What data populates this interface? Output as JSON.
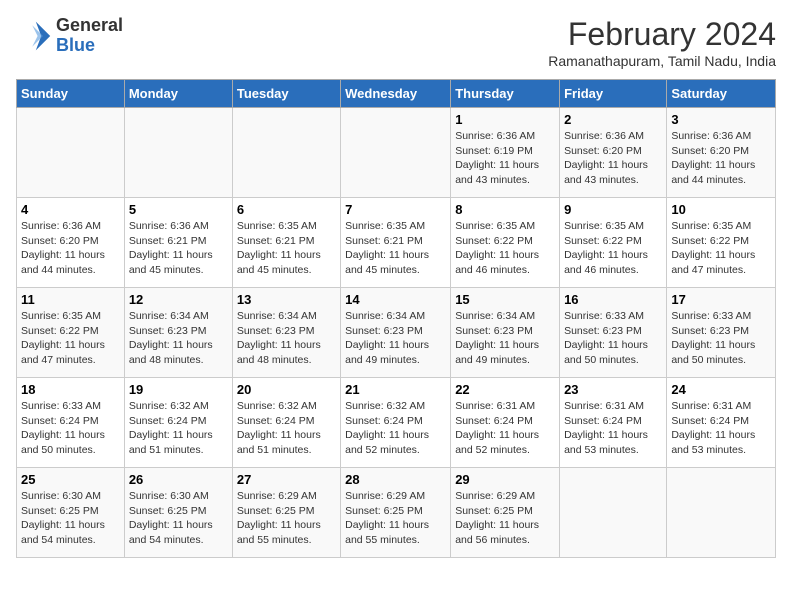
{
  "header": {
    "logo_line1": "General",
    "logo_line2": "Blue",
    "title": "February 2024",
    "subtitle": "Ramanathapuram, Tamil Nadu, India"
  },
  "days_of_week": [
    "Sunday",
    "Monday",
    "Tuesday",
    "Wednesday",
    "Thursday",
    "Friday",
    "Saturday"
  ],
  "weeks": [
    [
      {
        "date": "",
        "info": ""
      },
      {
        "date": "",
        "info": ""
      },
      {
        "date": "",
        "info": ""
      },
      {
        "date": "",
        "info": ""
      },
      {
        "date": "1",
        "info": "Sunrise: 6:36 AM\nSunset: 6:19 PM\nDaylight: 11 hours\nand 43 minutes."
      },
      {
        "date": "2",
        "info": "Sunrise: 6:36 AM\nSunset: 6:20 PM\nDaylight: 11 hours\nand 43 minutes."
      },
      {
        "date": "3",
        "info": "Sunrise: 6:36 AM\nSunset: 6:20 PM\nDaylight: 11 hours\nand 44 minutes."
      }
    ],
    [
      {
        "date": "4",
        "info": "Sunrise: 6:36 AM\nSunset: 6:20 PM\nDaylight: 11 hours\nand 44 minutes."
      },
      {
        "date": "5",
        "info": "Sunrise: 6:36 AM\nSunset: 6:21 PM\nDaylight: 11 hours\nand 45 minutes."
      },
      {
        "date": "6",
        "info": "Sunrise: 6:35 AM\nSunset: 6:21 PM\nDaylight: 11 hours\nand 45 minutes."
      },
      {
        "date": "7",
        "info": "Sunrise: 6:35 AM\nSunset: 6:21 PM\nDaylight: 11 hours\nand 45 minutes."
      },
      {
        "date": "8",
        "info": "Sunrise: 6:35 AM\nSunset: 6:22 PM\nDaylight: 11 hours\nand 46 minutes."
      },
      {
        "date": "9",
        "info": "Sunrise: 6:35 AM\nSunset: 6:22 PM\nDaylight: 11 hours\nand 46 minutes."
      },
      {
        "date": "10",
        "info": "Sunrise: 6:35 AM\nSunset: 6:22 PM\nDaylight: 11 hours\nand 47 minutes."
      }
    ],
    [
      {
        "date": "11",
        "info": "Sunrise: 6:35 AM\nSunset: 6:22 PM\nDaylight: 11 hours\nand 47 minutes."
      },
      {
        "date": "12",
        "info": "Sunrise: 6:34 AM\nSunset: 6:23 PM\nDaylight: 11 hours\nand 48 minutes."
      },
      {
        "date": "13",
        "info": "Sunrise: 6:34 AM\nSunset: 6:23 PM\nDaylight: 11 hours\nand 48 minutes."
      },
      {
        "date": "14",
        "info": "Sunrise: 6:34 AM\nSunset: 6:23 PM\nDaylight: 11 hours\nand 49 minutes."
      },
      {
        "date": "15",
        "info": "Sunrise: 6:34 AM\nSunset: 6:23 PM\nDaylight: 11 hours\nand 49 minutes."
      },
      {
        "date": "16",
        "info": "Sunrise: 6:33 AM\nSunset: 6:23 PM\nDaylight: 11 hours\nand 50 minutes."
      },
      {
        "date": "17",
        "info": "Sunrise: 6:33 AM\nSunset: 6:23 PM\nDaylight: 11 hours\nand 50 minutes."
      }
    ],
    [
      {
        "date": "18",
        "info": "Sunrise: 6:33 AM\nSunset: 6:24 PM\nDaylight: 11 hours\nand 50 minutes."
      },
      {
        "date": "19",
        "info": "Sunrise: 6:32 AM\nSunset: 6:24 PM\nDaylight: 11 hours\nand 51 minutes."
      },
      {
        "date": "20",
        "info": "Sunrise: 6:32 AM\nSunset: 6:24 PM\nDaylight: 11 hours\nand 51 minutes."
      },
      {
        "date": "21",
        "info": "Sunrise: 6:32 AM\nSunset: 6:24 PM\nDaylight: 11 hours\nand 52 minutes."
      },
      {
        "date": "22",
        "info": "Sunrise: 6:31 AM\nSunset: 6:24 PM\nDaylight: 11 hours\nand 52 minutes."
      },
      {
        "date": "23",
        "info": "Sunrise: 6:31 AM\nSunset: 6:24 PM\nDaylight: 11 hours\nand 53 minutes."
      },
      {
        "date": "24",
        "info": "Sunrise: 6:31 AM\nSunset: 6:24 PM\nDaylight: 11 hours\nand 53 minutes."
      }
    ],
    [
      {
        "date": "25",
        "info": "Sunrise: 6:30 AM\nSunset: 6:25 PM\nDaylight: 11 hours\nand 54 minutes."
      },
      {
        "date": "26",
        "info": "Sunrise: 6:30 AM\nSunset: 6:25 PM\nDaylight: 11 hours\nand 54 minutes."
      },
      {
        "date": "27",
        "info": "Sunrise: 6:29 AM\nSunset: 6:25 PM\nDaylight: 11 hours\nand 55 minutes."
      },
      {
        "date": "28",
        "info": "Sunrise: 6:29 AM\nSunset: 6:25 PM\nDaylight: 11 hours\nand 55 minutes."
      },
      {
        "date": "29",
        "info": "Sunrise: 6:29 AM\nSunset: 6:25 PM\nDaylight: 11 hours\nand 56 minutes."
      },
      {
        "date": "",
        "info": ""
      },
      {
        "date": "",
        "info": ""
      }
    ]
  ]
}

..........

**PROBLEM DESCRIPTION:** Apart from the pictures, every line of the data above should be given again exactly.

**ANSWER TO THIS EXERCISE:**
What data populates this interface? Output as JSON.
{
  "header": {
    "logo_line1": "General",
    "logo_line2": "Blue",
    "title": "February 2024",
    "subtitle": "Ramanathapuram, Tamil Nadu, India"
  },
  "days_of_week": [
    "Sunday",
    "Monday",
    "Tuesday",
    "Wednesday",
    "Thursday",
    "Friday",
    "Saturday"
  ],
  "weeks": [
    [
      {
        "date": "",
        "info": ""
      },
      {
        "date": "",
        "info": ""
      },
      {
        "date": "",
        "info": ""
      },
      {
        "date": "",
        "info": ""
      },
      {
        "date": "1",
        "info": "Sunrise: 6:36 AM\nSunset: 6:19 PM\nDaylight: 11 hours\nand 43 minutes."
      },
      {
        "date": "2",
        "info": "Sunrise: 6:36 AM\nSunset: 6:20 PM\nDaylight: 11 hours\nand 43 minutes."
      },
      {
        "date": "3",
        "info": "Sunrise: 6:36 AM\nSunset: 6:20 PM\nDaylight: 11 hours\nand 44 minutes."
      }
    ],
    [
      {
        "date": "4",
        "info": "Sunrise: 6:36 AM\nSunset: 6:20 PM\nDaylight: 11 hours\nand 44 minutes."
      },
      {
        "date": "5",
        "info": "Sunrise: 6:36 AM\nSunset: 6:21 PM\nDaylight: 11 hours\nand 45 minutes."
      },
      {
        "date": "6",
        "info": "Sunrise: 6:35 AM\nSunset: 6:21 PM\nDaylight: 11 hours\nand 45 minutes."
      },
      {
        "date": "7",
        "info": "Sunrise: 6:35 AM\nSunset: 6:21 PM\nDaylight: 11 hours\nand 45 minutes."
      },
      {
        "date": "8",
        "info": "Sunrise: 6:35 AM\nSunset: 6:22 PM\nDaylight: 11 hours\nand 46 minutes."
      },
      {
        "date": "9",
        "info": "Sunrise: 6:35 AM\nSunset: 6:22 PM\nDaylight: 11 hours\nand 46 minutes."
      },
      {
        "date": "10",
        "info": "Sunrise: 6:35 AM\nSunset: 6:22 PM\nDaylight: 11 hours\nand 47 minutes."
      }
    ],
    [
      {
        "date": "11",
        "info": "Sunrise: 6:35 AM\nSunset: 6:22 PM\nDaylight: 11 hours\nand 47 minutes."
      },
      {
        "date": "12",
        "info": "Sunrise: 6:34 AM\nSunset: 6:23 PM\nDaylight: 11 hours\nand 48 minutes."
      },
      {
        "date": "13",
        "info": "Sunrise: 6:34 AM\nSunset: 6:23 PM\nDaylight: 11 hours\nand 48 minutes."
      },
      {
        "date": "14",
        "info": "Sunrise: 6:34 AM\nSunset: 6:23 PM\nDaylight: 11 hours\nand 49 minutes."
      },
      {
        "date": "15",
        "info": "Sunrise: 6:34 AM\nSunset: 6:23 PM\nDaylight: 11 hours\nand 49 minutes."
      },
      {
        "date": "16",
        "info": "Sunrise: 6:33 AM\nSunset: 6:23 PM\nDaylight: 11 hours\nand 50 minutes."
      },
      {
        "date": "17",
        "info": "Sunrise: 6:33 AM\nSunset: 6:23 PM\nDaylight: 11 hours\nand 50 minutes."
      }
    ],
    [
      {
        "date": "18",
        "info": "Sunrise: 6:33 AM\nSunset: 6:24 PM\nDaylight: 11 hours\nand 50 minutes."
      },
      {
        "date": "19",
        "info": "Sunrise: 6:32 AM\nSunset: 6:24 PM\nDaylight: 11 hours\nand 51 minutes."
      },
      {
        "date": "20",
        "info": "Sunrise: 6:32 AM\nSunset: 6:24 PM\nDaylight: 11 hours\nand 51 minutes."
      },
      {
        "date": "21",
        "info": "Sunrise: 6:32 AM\nSunset: 6:24 PM\nDaylight: 11 hours\nand 52 minutes."
      },
      {
        "date": "22",
        "info": "Sunrise: 6:31 AM\nSunset: 6:24 PM\nDaylight: 11 hours\nand 52 minutes."
      },
      {
        "date": "23",
        "info": "Sunrise: 6:31 AM\nSunset: 6:24 PM\nDaylight: 11 hours\nand 53 minutes."
      },
      {
        "date": "24",
        "info": "Sunrise: 6:31 AM\nSunset: 6:24 PM\nDaylight: 11 hours\nand 53 minutes."
      }
    ],
    [
      {
        "date": "25",
        "info": "Sunrise: 6:30 AM\nSunset: 6:25 PM\nDaylight: 11 hours\nand 54 minutes."
      },
      {
        "date": "26",
        "info": "Sunrise: 6:30 AM\nSunset: 6:25 PM\nDaylight: 11 hours\nand 54 minutes."
      },
      {
        "date": "27",
        "info": "Sunrise: 6:29 AM\nSunset: 6:25 PM\nDaylight: 11 hours\nand 55 minutes."
      },
      {
        "date": "28",
        "info": "Sunrise: 6:29 AM\nSunset: 6:25 PM\nDaylight: 11 hours\nand 55 minutes."
      },
      {
        "date": "29",
        "info": "Sunrise: 6:29 AM\nSunset: 6:25 PM\nDaylight: 11 hours\nand 56 minutes."
      },
      {
        "date": "",
        "info": ""
      },
      {
        "date": "",
        "info": ""
      }
    ]
  ]
}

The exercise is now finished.